### ASSIGNMENT
Each record should be set down again so that it matches the original exactly.

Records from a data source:
=======
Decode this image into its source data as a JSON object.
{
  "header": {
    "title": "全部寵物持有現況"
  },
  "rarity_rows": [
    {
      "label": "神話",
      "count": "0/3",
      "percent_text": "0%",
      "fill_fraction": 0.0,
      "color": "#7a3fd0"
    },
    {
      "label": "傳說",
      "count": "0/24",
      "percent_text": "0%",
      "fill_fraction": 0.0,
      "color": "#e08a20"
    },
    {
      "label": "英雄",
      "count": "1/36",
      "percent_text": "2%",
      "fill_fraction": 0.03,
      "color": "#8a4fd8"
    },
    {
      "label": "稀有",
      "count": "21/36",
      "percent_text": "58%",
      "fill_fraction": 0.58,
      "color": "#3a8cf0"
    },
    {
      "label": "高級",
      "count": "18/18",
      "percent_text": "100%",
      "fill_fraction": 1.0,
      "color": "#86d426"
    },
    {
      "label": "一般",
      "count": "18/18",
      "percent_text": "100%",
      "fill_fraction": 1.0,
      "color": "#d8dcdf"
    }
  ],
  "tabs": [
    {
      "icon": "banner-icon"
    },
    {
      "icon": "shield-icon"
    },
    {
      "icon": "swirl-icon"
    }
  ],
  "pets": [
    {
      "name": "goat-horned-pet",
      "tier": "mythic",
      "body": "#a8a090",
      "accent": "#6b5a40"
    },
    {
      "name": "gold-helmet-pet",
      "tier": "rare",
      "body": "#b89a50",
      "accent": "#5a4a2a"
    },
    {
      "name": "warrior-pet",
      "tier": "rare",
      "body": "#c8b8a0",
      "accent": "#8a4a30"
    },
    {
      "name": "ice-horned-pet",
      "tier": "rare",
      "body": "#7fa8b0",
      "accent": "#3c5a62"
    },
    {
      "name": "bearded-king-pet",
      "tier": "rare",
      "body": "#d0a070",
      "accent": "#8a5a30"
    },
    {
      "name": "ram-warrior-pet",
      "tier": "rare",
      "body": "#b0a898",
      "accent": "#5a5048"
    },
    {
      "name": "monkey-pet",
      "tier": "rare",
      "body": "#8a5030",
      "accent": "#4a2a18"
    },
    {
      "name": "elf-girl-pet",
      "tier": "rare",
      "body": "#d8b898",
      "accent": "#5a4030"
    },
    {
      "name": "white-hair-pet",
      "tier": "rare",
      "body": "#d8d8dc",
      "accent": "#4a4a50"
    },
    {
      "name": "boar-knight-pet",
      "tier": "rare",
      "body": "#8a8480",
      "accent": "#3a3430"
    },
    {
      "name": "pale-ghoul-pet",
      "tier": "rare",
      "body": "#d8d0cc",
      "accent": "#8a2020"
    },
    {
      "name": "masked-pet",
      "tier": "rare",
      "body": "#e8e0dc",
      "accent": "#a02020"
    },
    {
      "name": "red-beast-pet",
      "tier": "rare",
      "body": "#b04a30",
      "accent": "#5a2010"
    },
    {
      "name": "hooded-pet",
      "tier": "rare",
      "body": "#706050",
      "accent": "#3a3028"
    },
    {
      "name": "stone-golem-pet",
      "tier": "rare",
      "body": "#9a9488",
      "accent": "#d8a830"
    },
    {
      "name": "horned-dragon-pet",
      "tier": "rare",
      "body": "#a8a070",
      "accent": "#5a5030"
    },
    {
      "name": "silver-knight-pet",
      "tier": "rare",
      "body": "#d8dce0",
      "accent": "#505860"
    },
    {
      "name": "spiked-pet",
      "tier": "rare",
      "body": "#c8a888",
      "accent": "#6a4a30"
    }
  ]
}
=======
### SOLUTION FOR THIS PROBLEM
Decode this image into its source data as a JSON object.
{
  "header": {
    "title": "全部寵物持有現況"
  },
  "rarity_rows": [
    {
      "label": "神話",
      "count": "0/3",
      "percent_text": "0%",
      "fill_fraction": 0.0,
      "color": "#7a3fd0"
    },
    {
      "label": "傳說",
      "count": "0/24",
      "percent_text": "0%",
      "fill_fraction": 0.0,
      "color": "#e08a20"
    },
    {
      "label": "英雄",
      "count": "1/36",
      "percent_text": "2%",
      "fill_fraction": 0.03,
      "color": "#8a4fd8"
    },
    {
      "label": "稀有",
      "count": "21/36",
      "percent_text": "58%",
      "fill_fraction": 0.58,
      "color": "#3a8cf0"
    },
    {
      "label": "高級",
      "count": "18/18",
      "percent_text": "100%",
      "fill_fraction": 1.0,
      "color": "#86d426"
    },
    {
      "label": "一般",
      "count": "18/18",
      "percent_text": "100%",
      "fill_fraction": 1.0,
      "color": "#d8dcdf"
    }
  ],
  "tabs": [
    {
      "icon": "banner-icon"
    },
    {
      "icon": "shield-icon"
    },
    {
      "icon": "swirl-icon"
    }
  ],
  "pets": [
    {
      "name": "goat-horned-pet",
      "tier": "mythic",
      "body": "#a8a090",
      "accent": "#6b5a40"
    },
    {
      "name": "gold-helmet-pet",
      "tier": "rare",
      "body": "#b89a50",
      "accent": "#5a4a2a"
    },
    {
      "name": "warrior-pet",
      "tier": "rare",
      "body": "#c8b8a0",
      "accent": "#8a4a30"
    },
    {
      "name": "ice-horned-pet",
      "tier": "rare",
      "body": "#7fa8b0",
      "accent": "#3c5a62"
    },
    {
      "name": "bearded-king-pet",
      "tier": "rare",
      "body": "#d0a070",
      "accent": "#8a5a30"
    },
    {
      "name": "ram-warrior-pet",
      "tier": "rare",
      "body": "#b0a898",
      "accent": "#5a5048"
    },
    {
      "name": "monkey-pet",
      "tier": "rare",
      "body": "#8a5030",
      "accent": "#4a2a18"
    },
    {
      "name": "elf-girl-pet",
      "tier": "rare",
      "body": "#d8b898",
      "accent": "#5a4030"
    },
    {
      "name": "white-hair-pet",
      "tier": "rare",
      "body": "#d8d8dc",
      "accent": "#4a4a50"
    },
    {
      "name": "boar-knight-pet",
      "tier": "rare",
      "body": "#8a8480",
      "accent": "#3a3430"
    },
    {
      "name": "pale-ghoul-pet",
      "tier": "rare",
      "body": "#d8d0cc",
      "accent": "#8a2020"
    },
    {
      "name": "masked-pet",
      "tier": "rare",
      "body": "#e8e0dc",
      "accent": "#a02020"
    },
    {
      "name": "red-beast-pet",
      "tier": "rare",
      "body": "#b04a30",
      "accent": "#5a2010"
    },
    {
      "name": "hooded-pet",
      "tier": "rare",
      "body": "#706050",
      "accent": "#3a3028"
    },
    {
      "name": "stone-golem-pet",
      "tier": "rare",
      "body": "#9a9488",
      "accent": "#d8a830"
    },
    {
      "name": "horned-dragon-pet",
      "tier": "rare",
      "body": "#a8a070",
      "accent": "#5a5030"
    },
    {
      "name": "silver-knight-pet",
      "tier": "rare",
      "body": "#d8dce0",
      "accent": "#505860"
    },
    {
      "name": "spiked-pet",
      "tier": "rare",
      "body": "#c8a888",
      "accent": "#6a4a30"
    }
  ]
}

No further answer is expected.